Thanks b to LRoy for the Tenacious Ignatius.
Great laughs about a grotesque sandwich. I especially like this line:
Ian: You do kind of get the sense this is what would have happened on Day 38 of Noah’s Ark.
From MMSMINYJAF (My-Main-Sandwich-Man-in-NY, JAF) who has his fingers on the pulse of pastrami. At Katz’s Delicatessen the pulse is hoppin’! Bauer and Dean Publishers have gotten the sacred word from the whispering pickles.
The Southern Foodways Alliance, a hallowed outfit in this household, produces – on paper and electronically – a quarterly newsletter, Gravy, read with relish by me religiously. Neither precious, nor breathless, nor kitschy, Gravy tells stories that orbit around food, a path that connects us all, rather than creating hierarchy, competition or status.

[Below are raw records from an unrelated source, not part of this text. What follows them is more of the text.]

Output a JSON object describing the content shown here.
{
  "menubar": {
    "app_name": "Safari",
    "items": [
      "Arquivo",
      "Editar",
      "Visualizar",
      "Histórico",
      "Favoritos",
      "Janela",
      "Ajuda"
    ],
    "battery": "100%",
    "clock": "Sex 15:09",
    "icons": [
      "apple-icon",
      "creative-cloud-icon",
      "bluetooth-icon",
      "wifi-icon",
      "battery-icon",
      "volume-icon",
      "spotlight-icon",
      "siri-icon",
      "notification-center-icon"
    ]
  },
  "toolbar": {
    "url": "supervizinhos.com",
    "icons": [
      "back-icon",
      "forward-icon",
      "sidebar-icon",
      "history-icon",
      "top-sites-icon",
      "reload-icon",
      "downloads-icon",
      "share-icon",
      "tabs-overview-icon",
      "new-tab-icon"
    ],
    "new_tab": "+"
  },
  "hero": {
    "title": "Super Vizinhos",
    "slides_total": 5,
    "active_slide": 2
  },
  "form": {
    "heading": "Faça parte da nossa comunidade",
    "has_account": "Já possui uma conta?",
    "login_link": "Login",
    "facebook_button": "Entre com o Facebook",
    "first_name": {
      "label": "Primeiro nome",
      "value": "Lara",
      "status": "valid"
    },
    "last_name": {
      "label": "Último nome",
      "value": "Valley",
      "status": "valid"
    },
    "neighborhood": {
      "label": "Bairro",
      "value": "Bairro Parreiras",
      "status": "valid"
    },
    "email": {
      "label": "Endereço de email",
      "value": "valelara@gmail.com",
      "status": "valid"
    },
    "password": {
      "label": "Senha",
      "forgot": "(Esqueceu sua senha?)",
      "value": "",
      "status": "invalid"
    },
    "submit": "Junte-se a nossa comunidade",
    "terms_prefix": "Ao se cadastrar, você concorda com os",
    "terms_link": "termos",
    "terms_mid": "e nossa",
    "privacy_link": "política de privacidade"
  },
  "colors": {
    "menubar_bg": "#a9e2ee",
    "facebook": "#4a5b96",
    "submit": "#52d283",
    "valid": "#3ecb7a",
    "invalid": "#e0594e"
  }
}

Recently featured Neal’s Deli in Carrboro, NC, is a hop, skip and jump from Chapel Hill, a straight shot down 85 from DC, a drive just long enough to let a full-court-press appetite develop.
Thought about you the other day: the NY Times had a write up in the food section about eanut butter & bread & butter ickle sandwiches. That is the one ickle I do like. Karin and my dog Mitchell were out of town all weekend seeing her mom in Roanoke. Kept telling myself – since I had all the ingredients – I was going to try this out. Kept chickening out.
My (used to be) aversion to ickles was 1.) thought erfectly fine cucumbers were messed with & 2.) (back when I would do McDonald’s – thought it was nervy of them to assume everyone wanted ickles on the cheeseburgers. Having quit smoking a couple of years ago find my alette has expanded. Such adventure ahead!
Your encouragement was very helpful making this dive into the gastronomic unknown…..Sandwich Monday: The PB&P
by Ian Chillag
NPR – October 29, 2012
The Peanut Butter & Pickle Sandwich dates back to the Great Depression. It’s great if you’re transported back in time to 1930 and you forget to bring Powerbars, or, say, if you’re stuck in your house with limited pantry options as a big hurricane heads your way. The New York Times says the PB&P is “a thrifty and unacknowledged American classic.”
Ian: As New York Times endorsed sandwiches go, this is way better than the Paul Krugwich.
Robert: It’s a weird combination. It’s a bad sign when even pregnant women won’t eat it.
Ian: The reason the Peanut Butter & Pickle sandwich was popular in the Great Depression was because people didn’t have money for the more traditional sandwich, the Anything & Anything Else.
Leah: Yeah. This pairs great with a nice shoelace and mule hoof stew.
Eva: This was part of FDR’s New Deal program to get unemployed pickles back to work.
Ian: Wow. It’s not bad. I haven’t been this surprised by a sandwich since that White Castle slider came to life and begged us to stop eating it.
Robert: Reese’s, are you listening? America wants a Pickle Butter Cup.
Eva: I always thought mixing peanut butter and pickles was lethal…or maybe that’s bleach and ammonia. Can’t remember.
Ian: Subbing in pickles is like having Tebow come off the bench. By that I mean pickles are bad at football.
[The verdict: surprisingly not bad. The pickles provide a nice texture and sweetness. That said, no one wanted more.]